Further Biographical Context for Babette Cole
Born in 1949, Babette Cole was largely inspired by the 1960s. The 1960s were a sensational decade internationally, bearing witness to great increase of modernist philosophies and trends. It was the era of Kennedy and Kruschev, and the start of the Cold War, which would endure for most of the second half of the twentieth century, and was epitomised most symbolically by the construction of the Berlin Wall in 1961. The Iron Curtain divided Eastern and Western Europe, both ideologically and literally, and student political uprisings took place around the world. Psychedelia, an vast increase in consumerism, and the associated trends of marketing and advertising further epitomised the era. Minimalism developed a formal language with no external references, based solely on line, colour and geometric form as key elements of both painting and sculpture.
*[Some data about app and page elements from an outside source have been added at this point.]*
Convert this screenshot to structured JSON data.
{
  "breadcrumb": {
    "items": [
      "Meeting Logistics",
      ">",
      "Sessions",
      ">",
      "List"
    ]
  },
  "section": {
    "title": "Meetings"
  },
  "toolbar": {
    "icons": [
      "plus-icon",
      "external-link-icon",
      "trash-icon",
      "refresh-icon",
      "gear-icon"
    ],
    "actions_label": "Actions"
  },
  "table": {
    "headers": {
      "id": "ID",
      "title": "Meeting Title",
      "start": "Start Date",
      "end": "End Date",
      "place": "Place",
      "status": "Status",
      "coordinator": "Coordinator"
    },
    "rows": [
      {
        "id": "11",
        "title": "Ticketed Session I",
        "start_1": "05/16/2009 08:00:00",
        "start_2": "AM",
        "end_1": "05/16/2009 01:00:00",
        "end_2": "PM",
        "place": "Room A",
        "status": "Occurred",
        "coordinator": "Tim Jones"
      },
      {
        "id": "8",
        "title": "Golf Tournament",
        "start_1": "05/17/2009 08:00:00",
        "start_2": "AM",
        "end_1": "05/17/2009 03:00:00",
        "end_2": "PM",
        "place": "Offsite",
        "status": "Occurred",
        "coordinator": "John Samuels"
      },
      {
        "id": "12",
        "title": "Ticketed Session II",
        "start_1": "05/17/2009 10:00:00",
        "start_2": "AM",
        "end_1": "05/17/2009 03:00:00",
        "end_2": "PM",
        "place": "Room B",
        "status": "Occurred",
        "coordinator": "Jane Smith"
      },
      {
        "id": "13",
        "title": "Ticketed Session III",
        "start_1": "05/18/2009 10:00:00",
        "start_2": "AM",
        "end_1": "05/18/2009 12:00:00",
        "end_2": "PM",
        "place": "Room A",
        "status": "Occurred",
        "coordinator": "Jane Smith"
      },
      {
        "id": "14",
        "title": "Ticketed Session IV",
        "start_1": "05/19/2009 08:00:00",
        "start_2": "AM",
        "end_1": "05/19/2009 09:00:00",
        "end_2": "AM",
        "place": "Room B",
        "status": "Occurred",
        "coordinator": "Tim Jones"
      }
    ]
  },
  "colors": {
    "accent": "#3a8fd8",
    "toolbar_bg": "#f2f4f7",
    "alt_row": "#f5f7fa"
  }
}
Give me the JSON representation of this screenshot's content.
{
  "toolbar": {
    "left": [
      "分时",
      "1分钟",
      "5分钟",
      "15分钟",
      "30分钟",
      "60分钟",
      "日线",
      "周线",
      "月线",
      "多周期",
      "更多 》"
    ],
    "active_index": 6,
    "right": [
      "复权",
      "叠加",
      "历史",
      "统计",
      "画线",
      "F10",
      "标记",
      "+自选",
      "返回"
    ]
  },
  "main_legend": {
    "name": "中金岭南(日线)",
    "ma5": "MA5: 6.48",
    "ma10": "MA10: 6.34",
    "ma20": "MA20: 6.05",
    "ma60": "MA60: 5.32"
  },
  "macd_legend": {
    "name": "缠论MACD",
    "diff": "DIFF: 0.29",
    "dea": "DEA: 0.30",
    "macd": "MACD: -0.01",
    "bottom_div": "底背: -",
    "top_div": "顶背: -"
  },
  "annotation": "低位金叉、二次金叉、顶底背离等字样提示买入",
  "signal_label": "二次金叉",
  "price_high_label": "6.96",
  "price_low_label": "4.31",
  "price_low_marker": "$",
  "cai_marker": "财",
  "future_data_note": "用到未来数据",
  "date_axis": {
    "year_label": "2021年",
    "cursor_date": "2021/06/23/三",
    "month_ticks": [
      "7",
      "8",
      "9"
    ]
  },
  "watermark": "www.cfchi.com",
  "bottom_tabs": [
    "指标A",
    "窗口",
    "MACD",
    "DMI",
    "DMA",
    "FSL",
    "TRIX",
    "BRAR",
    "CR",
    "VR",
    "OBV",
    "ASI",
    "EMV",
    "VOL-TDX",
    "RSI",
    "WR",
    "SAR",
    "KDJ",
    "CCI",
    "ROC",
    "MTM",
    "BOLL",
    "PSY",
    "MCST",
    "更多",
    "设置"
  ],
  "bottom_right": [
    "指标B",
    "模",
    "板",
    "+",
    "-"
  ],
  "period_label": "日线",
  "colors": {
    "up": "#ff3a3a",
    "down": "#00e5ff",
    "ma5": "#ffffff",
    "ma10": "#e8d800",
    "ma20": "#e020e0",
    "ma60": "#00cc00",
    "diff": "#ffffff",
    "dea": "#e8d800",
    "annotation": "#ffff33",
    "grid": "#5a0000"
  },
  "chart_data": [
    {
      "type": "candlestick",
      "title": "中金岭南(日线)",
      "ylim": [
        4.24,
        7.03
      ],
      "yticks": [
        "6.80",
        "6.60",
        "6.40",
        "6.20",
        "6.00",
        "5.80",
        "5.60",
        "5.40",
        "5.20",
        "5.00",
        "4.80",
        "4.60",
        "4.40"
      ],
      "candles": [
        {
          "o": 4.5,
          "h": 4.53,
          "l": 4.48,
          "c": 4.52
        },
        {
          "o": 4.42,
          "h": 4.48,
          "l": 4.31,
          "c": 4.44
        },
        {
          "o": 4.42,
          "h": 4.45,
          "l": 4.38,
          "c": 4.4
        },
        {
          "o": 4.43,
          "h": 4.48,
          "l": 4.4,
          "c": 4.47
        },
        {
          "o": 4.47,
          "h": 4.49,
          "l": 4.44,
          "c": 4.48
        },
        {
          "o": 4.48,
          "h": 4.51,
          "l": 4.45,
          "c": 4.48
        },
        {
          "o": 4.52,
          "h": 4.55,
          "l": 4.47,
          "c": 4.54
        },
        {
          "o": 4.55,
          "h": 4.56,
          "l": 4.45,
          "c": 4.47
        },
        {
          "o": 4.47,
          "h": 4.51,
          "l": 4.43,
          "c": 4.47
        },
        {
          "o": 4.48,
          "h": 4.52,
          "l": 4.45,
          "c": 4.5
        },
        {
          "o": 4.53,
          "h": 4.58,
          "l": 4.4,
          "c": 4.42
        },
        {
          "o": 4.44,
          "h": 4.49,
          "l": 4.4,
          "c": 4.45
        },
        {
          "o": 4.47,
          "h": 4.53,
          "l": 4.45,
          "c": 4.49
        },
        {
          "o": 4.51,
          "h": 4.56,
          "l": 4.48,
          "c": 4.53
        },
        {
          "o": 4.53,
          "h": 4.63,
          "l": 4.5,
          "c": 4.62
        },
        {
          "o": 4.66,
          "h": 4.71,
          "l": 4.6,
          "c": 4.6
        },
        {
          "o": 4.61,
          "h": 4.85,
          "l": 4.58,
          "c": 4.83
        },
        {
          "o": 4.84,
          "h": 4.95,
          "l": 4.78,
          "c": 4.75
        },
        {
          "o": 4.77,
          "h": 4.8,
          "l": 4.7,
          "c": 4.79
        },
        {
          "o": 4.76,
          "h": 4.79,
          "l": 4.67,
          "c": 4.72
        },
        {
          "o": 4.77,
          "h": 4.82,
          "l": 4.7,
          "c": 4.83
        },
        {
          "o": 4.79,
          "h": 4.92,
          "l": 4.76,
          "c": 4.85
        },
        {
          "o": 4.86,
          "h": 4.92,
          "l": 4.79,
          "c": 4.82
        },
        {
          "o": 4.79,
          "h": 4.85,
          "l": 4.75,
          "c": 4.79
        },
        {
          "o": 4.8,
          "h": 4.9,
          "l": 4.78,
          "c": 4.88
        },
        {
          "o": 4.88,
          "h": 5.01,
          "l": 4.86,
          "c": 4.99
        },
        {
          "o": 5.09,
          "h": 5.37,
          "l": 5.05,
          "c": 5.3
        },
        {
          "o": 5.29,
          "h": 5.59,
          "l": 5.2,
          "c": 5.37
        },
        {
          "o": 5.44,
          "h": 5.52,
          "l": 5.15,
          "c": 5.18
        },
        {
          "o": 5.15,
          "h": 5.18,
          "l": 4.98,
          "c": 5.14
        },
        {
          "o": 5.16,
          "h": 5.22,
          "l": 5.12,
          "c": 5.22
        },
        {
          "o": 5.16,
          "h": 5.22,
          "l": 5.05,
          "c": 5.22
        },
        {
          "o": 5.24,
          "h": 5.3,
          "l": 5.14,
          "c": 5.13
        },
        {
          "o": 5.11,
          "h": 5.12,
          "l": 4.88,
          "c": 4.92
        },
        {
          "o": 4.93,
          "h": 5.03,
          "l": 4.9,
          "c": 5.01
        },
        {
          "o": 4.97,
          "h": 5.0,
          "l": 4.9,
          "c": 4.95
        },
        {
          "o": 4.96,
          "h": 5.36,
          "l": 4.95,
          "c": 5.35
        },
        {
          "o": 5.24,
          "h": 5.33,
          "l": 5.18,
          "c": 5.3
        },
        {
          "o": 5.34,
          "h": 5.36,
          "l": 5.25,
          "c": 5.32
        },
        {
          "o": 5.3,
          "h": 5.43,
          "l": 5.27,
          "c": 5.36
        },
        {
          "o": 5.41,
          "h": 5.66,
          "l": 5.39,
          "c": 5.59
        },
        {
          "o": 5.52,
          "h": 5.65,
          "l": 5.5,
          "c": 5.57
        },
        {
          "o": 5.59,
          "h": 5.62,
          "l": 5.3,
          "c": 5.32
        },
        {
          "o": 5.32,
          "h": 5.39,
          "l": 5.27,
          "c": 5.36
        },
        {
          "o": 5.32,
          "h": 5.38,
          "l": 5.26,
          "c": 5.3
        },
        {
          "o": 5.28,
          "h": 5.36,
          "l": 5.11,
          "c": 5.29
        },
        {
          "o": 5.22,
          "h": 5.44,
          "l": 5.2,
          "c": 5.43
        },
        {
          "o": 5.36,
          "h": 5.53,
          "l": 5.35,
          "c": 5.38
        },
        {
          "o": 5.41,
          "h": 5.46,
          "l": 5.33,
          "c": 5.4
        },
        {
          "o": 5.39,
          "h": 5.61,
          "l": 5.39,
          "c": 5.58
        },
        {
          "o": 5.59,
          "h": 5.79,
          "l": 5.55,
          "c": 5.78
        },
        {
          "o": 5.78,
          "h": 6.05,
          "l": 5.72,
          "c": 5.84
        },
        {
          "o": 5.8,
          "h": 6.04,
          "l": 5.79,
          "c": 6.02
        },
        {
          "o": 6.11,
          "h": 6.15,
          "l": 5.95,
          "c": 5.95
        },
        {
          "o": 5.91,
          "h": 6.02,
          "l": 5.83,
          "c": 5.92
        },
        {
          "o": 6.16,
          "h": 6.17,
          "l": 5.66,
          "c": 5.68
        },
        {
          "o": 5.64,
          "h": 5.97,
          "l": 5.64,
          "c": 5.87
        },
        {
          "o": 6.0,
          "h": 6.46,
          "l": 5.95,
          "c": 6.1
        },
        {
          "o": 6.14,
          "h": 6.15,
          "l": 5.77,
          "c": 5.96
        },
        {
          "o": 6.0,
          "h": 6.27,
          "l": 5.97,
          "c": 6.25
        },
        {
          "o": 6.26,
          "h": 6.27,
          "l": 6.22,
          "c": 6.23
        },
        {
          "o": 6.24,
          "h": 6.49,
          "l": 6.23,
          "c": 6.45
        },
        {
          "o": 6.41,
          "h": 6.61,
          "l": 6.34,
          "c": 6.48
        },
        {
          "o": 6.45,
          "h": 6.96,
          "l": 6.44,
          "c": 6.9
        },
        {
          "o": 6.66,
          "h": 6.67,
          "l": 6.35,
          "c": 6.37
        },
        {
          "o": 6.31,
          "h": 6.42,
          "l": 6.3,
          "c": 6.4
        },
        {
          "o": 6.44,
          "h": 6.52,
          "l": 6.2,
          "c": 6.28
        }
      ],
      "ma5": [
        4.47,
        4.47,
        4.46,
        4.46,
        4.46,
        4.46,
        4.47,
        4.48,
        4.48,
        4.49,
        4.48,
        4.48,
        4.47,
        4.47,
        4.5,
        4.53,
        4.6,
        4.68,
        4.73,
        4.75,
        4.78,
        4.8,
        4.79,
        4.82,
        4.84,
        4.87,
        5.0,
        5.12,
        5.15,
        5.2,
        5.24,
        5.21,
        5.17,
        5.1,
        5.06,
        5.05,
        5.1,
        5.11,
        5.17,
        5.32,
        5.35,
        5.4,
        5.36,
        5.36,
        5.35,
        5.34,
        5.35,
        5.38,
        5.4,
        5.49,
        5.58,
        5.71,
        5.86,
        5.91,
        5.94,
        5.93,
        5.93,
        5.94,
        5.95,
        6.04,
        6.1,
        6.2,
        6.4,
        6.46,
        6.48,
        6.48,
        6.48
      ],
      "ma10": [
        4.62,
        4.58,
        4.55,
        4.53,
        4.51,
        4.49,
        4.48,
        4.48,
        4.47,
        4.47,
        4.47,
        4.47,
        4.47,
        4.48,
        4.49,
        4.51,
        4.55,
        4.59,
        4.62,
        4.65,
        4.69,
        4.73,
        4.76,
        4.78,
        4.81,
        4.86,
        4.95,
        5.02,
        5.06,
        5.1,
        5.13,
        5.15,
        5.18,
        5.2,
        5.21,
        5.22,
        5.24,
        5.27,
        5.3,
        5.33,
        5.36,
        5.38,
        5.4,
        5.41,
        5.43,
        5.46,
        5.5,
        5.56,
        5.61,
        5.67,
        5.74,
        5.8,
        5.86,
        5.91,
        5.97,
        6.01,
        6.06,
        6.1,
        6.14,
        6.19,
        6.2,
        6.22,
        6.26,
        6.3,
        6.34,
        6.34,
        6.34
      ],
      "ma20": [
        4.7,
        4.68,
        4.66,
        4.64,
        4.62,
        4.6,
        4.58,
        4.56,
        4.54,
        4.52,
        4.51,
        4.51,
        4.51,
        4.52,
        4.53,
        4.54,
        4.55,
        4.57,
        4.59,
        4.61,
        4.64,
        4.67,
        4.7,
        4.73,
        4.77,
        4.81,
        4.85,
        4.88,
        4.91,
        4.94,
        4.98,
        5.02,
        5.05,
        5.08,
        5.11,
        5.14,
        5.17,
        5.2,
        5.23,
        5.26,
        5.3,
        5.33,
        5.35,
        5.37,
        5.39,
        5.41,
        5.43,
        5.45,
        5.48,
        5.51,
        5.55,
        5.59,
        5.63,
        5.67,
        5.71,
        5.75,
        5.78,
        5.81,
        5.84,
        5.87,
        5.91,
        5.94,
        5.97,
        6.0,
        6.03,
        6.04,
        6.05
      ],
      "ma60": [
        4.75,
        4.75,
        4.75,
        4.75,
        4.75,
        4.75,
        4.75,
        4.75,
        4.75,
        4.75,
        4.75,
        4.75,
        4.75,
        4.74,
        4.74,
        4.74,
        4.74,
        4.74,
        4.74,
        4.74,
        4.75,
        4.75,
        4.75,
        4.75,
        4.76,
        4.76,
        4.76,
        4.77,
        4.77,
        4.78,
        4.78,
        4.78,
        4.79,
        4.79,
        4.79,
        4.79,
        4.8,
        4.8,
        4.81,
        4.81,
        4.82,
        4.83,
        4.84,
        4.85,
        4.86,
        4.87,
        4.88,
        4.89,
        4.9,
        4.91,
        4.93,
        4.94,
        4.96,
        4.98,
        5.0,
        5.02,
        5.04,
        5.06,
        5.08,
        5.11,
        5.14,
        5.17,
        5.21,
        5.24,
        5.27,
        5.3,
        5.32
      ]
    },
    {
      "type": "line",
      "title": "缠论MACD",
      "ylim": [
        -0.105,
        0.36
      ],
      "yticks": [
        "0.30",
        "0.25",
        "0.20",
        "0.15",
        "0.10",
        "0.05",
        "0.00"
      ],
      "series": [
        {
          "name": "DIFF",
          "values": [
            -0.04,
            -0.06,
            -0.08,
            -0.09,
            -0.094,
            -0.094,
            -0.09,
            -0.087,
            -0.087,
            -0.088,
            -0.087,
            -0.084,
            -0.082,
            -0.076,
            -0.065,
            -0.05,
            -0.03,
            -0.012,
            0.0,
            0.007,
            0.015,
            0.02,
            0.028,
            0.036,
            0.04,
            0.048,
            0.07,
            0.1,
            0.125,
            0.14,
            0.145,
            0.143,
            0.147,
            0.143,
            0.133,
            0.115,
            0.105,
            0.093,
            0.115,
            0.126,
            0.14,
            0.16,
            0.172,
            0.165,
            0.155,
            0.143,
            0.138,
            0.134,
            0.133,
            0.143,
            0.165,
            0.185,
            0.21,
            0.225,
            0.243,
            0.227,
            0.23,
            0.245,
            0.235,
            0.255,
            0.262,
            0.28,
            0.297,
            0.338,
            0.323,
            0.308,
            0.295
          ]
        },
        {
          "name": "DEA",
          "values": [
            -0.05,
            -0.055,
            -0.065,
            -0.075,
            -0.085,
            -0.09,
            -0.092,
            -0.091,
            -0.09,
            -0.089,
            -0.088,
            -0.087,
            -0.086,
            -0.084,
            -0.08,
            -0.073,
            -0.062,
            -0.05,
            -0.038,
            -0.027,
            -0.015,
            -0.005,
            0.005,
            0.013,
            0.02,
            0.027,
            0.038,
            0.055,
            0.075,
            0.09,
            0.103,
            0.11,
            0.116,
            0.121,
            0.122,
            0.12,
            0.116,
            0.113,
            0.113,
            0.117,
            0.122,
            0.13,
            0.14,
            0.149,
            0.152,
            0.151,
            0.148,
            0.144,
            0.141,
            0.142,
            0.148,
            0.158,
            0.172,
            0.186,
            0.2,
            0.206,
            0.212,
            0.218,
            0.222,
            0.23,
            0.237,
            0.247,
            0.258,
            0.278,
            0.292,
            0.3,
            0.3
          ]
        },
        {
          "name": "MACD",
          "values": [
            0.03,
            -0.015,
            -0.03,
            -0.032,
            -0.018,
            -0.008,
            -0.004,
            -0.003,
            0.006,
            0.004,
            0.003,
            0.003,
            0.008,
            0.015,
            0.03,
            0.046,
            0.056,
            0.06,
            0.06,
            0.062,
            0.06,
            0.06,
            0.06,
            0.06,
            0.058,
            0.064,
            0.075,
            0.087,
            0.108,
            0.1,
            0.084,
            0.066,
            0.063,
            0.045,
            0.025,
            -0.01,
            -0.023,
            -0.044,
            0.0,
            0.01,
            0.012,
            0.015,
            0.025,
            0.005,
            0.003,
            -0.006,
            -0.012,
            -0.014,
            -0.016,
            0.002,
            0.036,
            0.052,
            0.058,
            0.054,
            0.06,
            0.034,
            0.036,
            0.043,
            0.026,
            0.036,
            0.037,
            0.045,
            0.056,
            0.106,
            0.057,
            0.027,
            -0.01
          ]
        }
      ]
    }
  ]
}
The main figures of Minimalism included Frank Stella, Donald Judd and Agnes Martin. Colour Field painting, as practiced by Morris Louis, Kenneth Noland and Helen Frankenthaler, further explored some of the expressive notions of Abstract Expressionism, but stripped away much of the rhetoric, instead approaching a more rule-based approach to surface and colour that related this practice to Minimalism. Globally, many artistic movements echoed the creative concerns of the previously mentioned movements, often with regional specialties and nuance. In Italy, Lucio Fontana and Piero Manzoni established Spatialism, and in Germany the Zero group under the leadership of Gunter Uecker espoused similar ideas. The influential school of Existentialist Philosophy was an important source of inspiration for artists, with artists like Francis Bacon and Alberto Giacometti becoming known worldwide for their distinguishing approaches to the human form and the angst related to the human condition.